Saint Augustine of Hippo, Oil on canvas, ca. 1625 - 1630
This work is an oil on canvas painting completed by the school of Jacob Jordaens circa 1625-1630 depicting St. Augustine of Hippo writing in a study surrounded by books. Jordaens is famous for his paintings in the Flemish Baroque style, and commonly designed altarpieces and tapestries, mythological, and allegorical scenes. After the infamous Peter Paul Rubens died in 1640, Jordaens became the most important painter in the city of Antwerp (located in northern Belgium) for large-scale commissions. However, he is best known today for his numerous genre scenes based on proverbs that he painted in a manner comparable to that of his contemporary, Jan Brueghel the Elder.
Jordaens’ main artistic influences aside from Rubens and Brueghel, were northern Italian painters such as Veronese and Caravaggio. Indeed, with its high level of realism, non-descript background, deep, dark shadows, and spotlight-like lighting, this work could be described as Carvaggesque.
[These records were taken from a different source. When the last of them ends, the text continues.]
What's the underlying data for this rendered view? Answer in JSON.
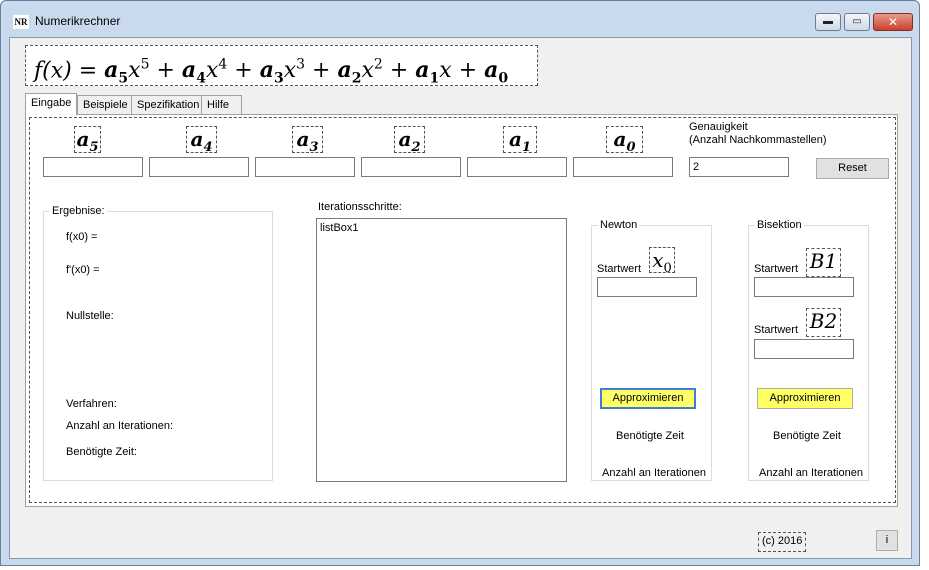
{
  "window": {
    "icon_text": "NR",
    "title": "Numerikrechner",
    "min_symbol": "▬",
    "max_symbol": "▭",
    "close_symbol": "✕"
  },
  "formula": {
    "prefix": "f(x) = ",
    "terms": [
      {
        "coef": "a",
        "sub": "5",
        "var": "x",
        "exp": "5"
      },
      {
        "coef": "a",
        "sub": "4",
        "var": "x",
        "exp": "4"
      },
      {
        "coef": "a",
        "sub": "3",
        "var": "x",
        "exp": "3"
      },
      {
        "coef": "a",
        "sub": "2",
        "var": "x",
        "exp": "2"
      },
      {
        "coef": "a",
        "sub": "1",
        "var": "x",
        "exp": ""
      },
      {
        "coef": "a",
        "sub": "0",
        "var": "",
        "exp": ""
      }
    ]
  },
  "tabs": [
    "Eingabe",
    "Beispiele",
    "Spezifikation",
    "Hilfe"
  ],
  "coefficients": [
    {
      "letter": "a",
      "sub": "5",
      "value": ""
    },
    {
      "letter": "a",
      "sub": "4",
      "value": ""
    },
    {
      "letter": "a",
      "sub": "3",
      "value": ""
    },
    {
      "letter": "a",
      "sub": "2",
      "value": ""
    },
    {
      "letter": "a",
      "sub": "1",
      "value": ""
    },
    {
      "letter": "a",
      "sub": "0",
      "value": ""
    }
  ],
  "precision": {
    "label_line1": "Genauigkeit",
    "label_line2": "(Anzahl Nachkommastellen)",
    "value": "2"
  },
  "reset_label": "Reset",
  "results": {
    "title": "Ergebnise:",
    "fx0": "f(x0) =",
    "dfx0": "f'(x0) =",
    "root": "Nullstelle:",
    "method": "Verfahren:",
    "iterations": "Anzahl an Iterationen:",
    "time": "Benötigte Zeit:"
  },
  "iterations_panel": {
    "title": "Iterationsschritte:",
    "list_items": [
      "listBox1"
    ]
  },
  "newton": {
    "title": "Newton",
    "start_label": "Startwert",
    "var_letter": "x",
    "var_sub": "0",
    "start_value": "",
    "button": "Approximieren",
    "time_label": "Benötigte Zeit",
    "iter_label": "Anzahl an Iterationen"
  },
  "bisection": {
    "title": "Bisektion",
    "start_label_1": "Startwert",
    "var_1": "B1",
    "value_1": "",
    "start_label_2": "Startwert",
    "var_2": "B2",
    "value_2": "",
    "button": "Approximieren",
    "time_label": "Benötigte Zeit",
    "iter_label": "Anzahl an Iterationen"
  },
  "footer": {
    "copyright": "(c) 2016",
    "info_button": "i"
  }
}
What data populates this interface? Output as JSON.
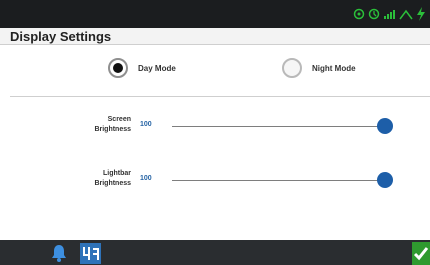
{
  "app": {
    "title": "Display Settings"
  },
  "colors": {
    "status_bar": "#1b1d1f",
    "bottom_bar": "#2a2d30",
    "accent_blue": "#1d5ea8",
    "value_blue": "#2563a4",
    "status_green": "#2bbf3a",
    "confirm_green": "#2f9a2f"
  },
  "status_bar": {
    "icons": [
      "gps-icon",
      "satellite-icon",
      "signal-icon",
      "steering-icon",
      "lightning-icon"
    ]
  },
  "mode": {
    "selected": "day",
    "options": [
      {
        "id": "day",
        "label": "Day Mode",
        "checked": true
      },
      {
        "id": "night",
        "label": "Night Mode",
        "checked": false
      }
    ]
  },
  "sliders": {
    "screen": {
      "label_line1": "Screen",
      "label_line2": "Brightness",
      "value": "100",
      "level": 100
    },
    "lightbar": {
      "label_line1": "Lightbar",
      "label_line2": "Brightness",
      "value": "100",
      "level": 100
    }
  },
  "bottom_bar": {
    "icons": [
      "bell-icon",
      "map-icon"
    ],
    "confirm_icon": "checkmark-icon"
  }
}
However, the work was likely not completed, or at least fully completed, by the hand of the master (or Jordaens himself). Like many successful artists of the day, Jordaens had a large workshop, or school, in which many apprentices and students, some of whom became famous in their own right, produced paintings. These paintings can be divided into three categories: those painted by Jordaens himself, those which he painted only in part (mainly hands and faces), and those he merely supervised.
In Saint Augustine of Hippo, the books surrounding Saint Augustine (354 CE – 430 CE), along with the quill in his hand, represent his writings in Christian theology which influenced the development of Western Christianity and Western philosophy. “Augustine beliefs” included that Biblical text should not be interpreted as literal, but rather as metaphorical, and his liberal doctrines appealed to the Flemish whose Dutch neighbors had embraced the Reform Church. Indeed, he has long been viewed as one of the most important Church Fathers in Western Christian. His name “Hippo” derives from the ancient name of the modern city of Annaba, in Algeria. Hippo was conquered by the Eastern Roman Empire in 534 CE and was kept under Byzantine rule until 698 CE, when it fell to the Muslims.